### TASK ITEM
Output every entry exactly, without any pictures.

### DATA FOR THE TASK
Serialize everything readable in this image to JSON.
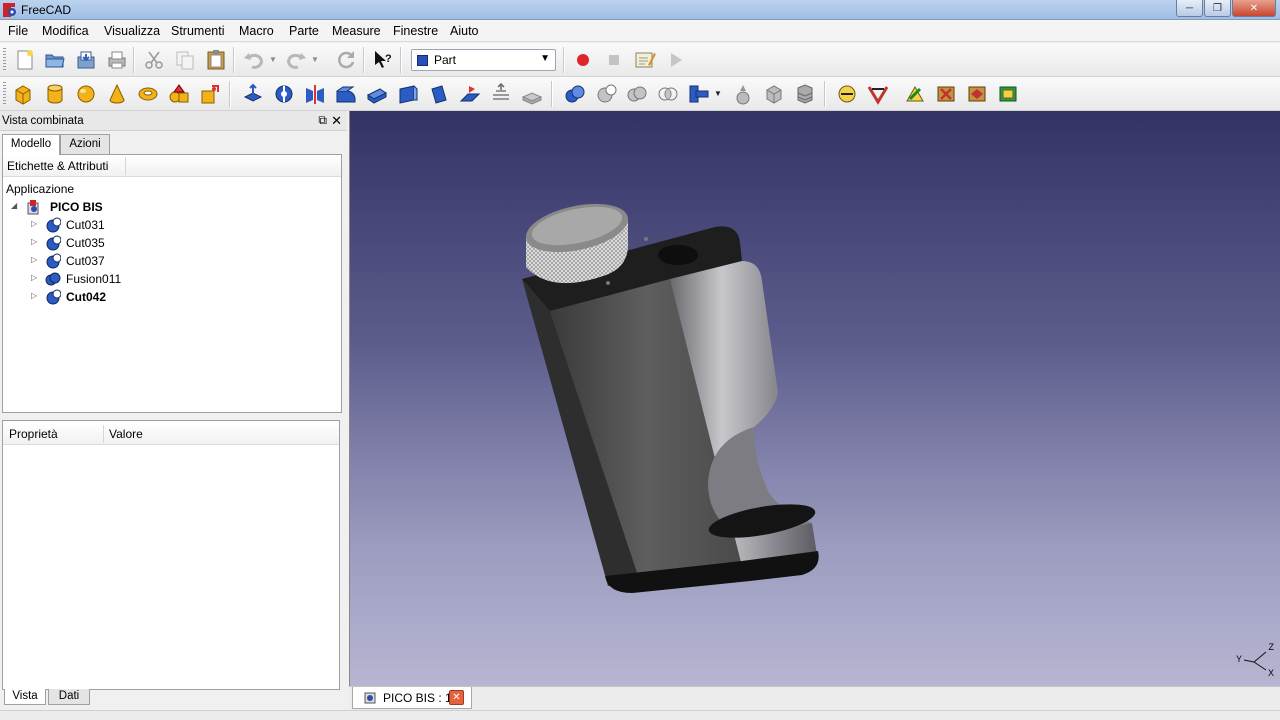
{
  "window": {
    "title": "FreeCAD"
  },
  "menu": [
    "File",
    "Modifica",
    "Visualizza",
    "Strumenti",
    "Macro",
    "Parte",
    "Measure",
    "Finestre",
    "Aiuto"
  ],
  "toolbar": {
    "workbench_selected": "Part"
  },
  "dock": {
    "title": "Vista combinata",
    "tabs": [
      "Modello",
      "Azioni"
    ],
    "tree_header": "Etichette & Attributi",
    "root_label": "Applicazione",
    "document": "PICO BIS",
    "objects": [
      {
        "label": "Cut031",
        "bold": false
      },
      {
        "label": "Cut035",
        "bold": false
      },
      {
        "label": "Cut037",
        "bold": false
      },
      {
        "label": "Fusion011",
        "bold": false
      },
      {
        "label": "Cut042",
        "bold": true
      }
    ],
    "property_columns": [
      "Proprietà",
      "Valore"
    ],
    "bottom_tabs": [
      "Vista",
      "Dati"
    ]
  },
  "view": {
    "axis_labels": {
      "x": "X",
      "y": "Y",
      "z": "Z"
    }
  },
  "document_tab": {
    "label": "PICO BIS : 1"
  },
  "colors": {
    "view_top": "#333366",
    "view_bottom": "#b6b6d2",
    "model_body": "#4a4a4a",
    "accent_close": "#e2633e"
  }
}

### RESPONSE AREA
Serialize everything readable in this image to JSON.
{
  "window": {
    "title": "FreeCAD"
  },
  "menu": [
    "File",
    "Modifica",
    "Visualizza",
    "Strumenti",
    "Macro",
    "Parte",
    "Measure",
    "Finestre",
    "Aiuto"
  ],
  "toolbar": {
    "workbench_selected": "Part"
  },
  "dock": {
    "title": "Vista combinata",
    "tabs": [
      "Modello",
      "Azioni"
    ],
    "tree_header": "Etichette & Attributi",
    "root_label": "Applicazione",
    "document": "PICO BIS",
    "objects": [
      {
        "label": "Cut031",
        "bold": false
      },
      {
        "label": "Cut035",
        "bold": false
      },
      {
        "label": "Cut037",
        "bold": false
      },
      {
        "label": "Fusion011",
        "bold": false
      },
      {
        "label": "Cut042",
        "bold": true
      }
    ],
    "property_columns": [
      "Proprietà",
      "Valore"
    ],
    "bottom_tabs": [
      "Vista",
      "Dati"
    ]
  },
  "view": {
    "axis_labels": {
      "x": "X",
      "y": "Y",
      "z": "Z"
    }
  },
  "document_tab": {
    "label": "PICO BIS : 1"
  },
  "colors": {
    "view_top": "#333366",
    "view_bottom": "#b6b6d2",
    "model_body": "#4a4a4a",
    "accent_close": "#e2633e"
  }
}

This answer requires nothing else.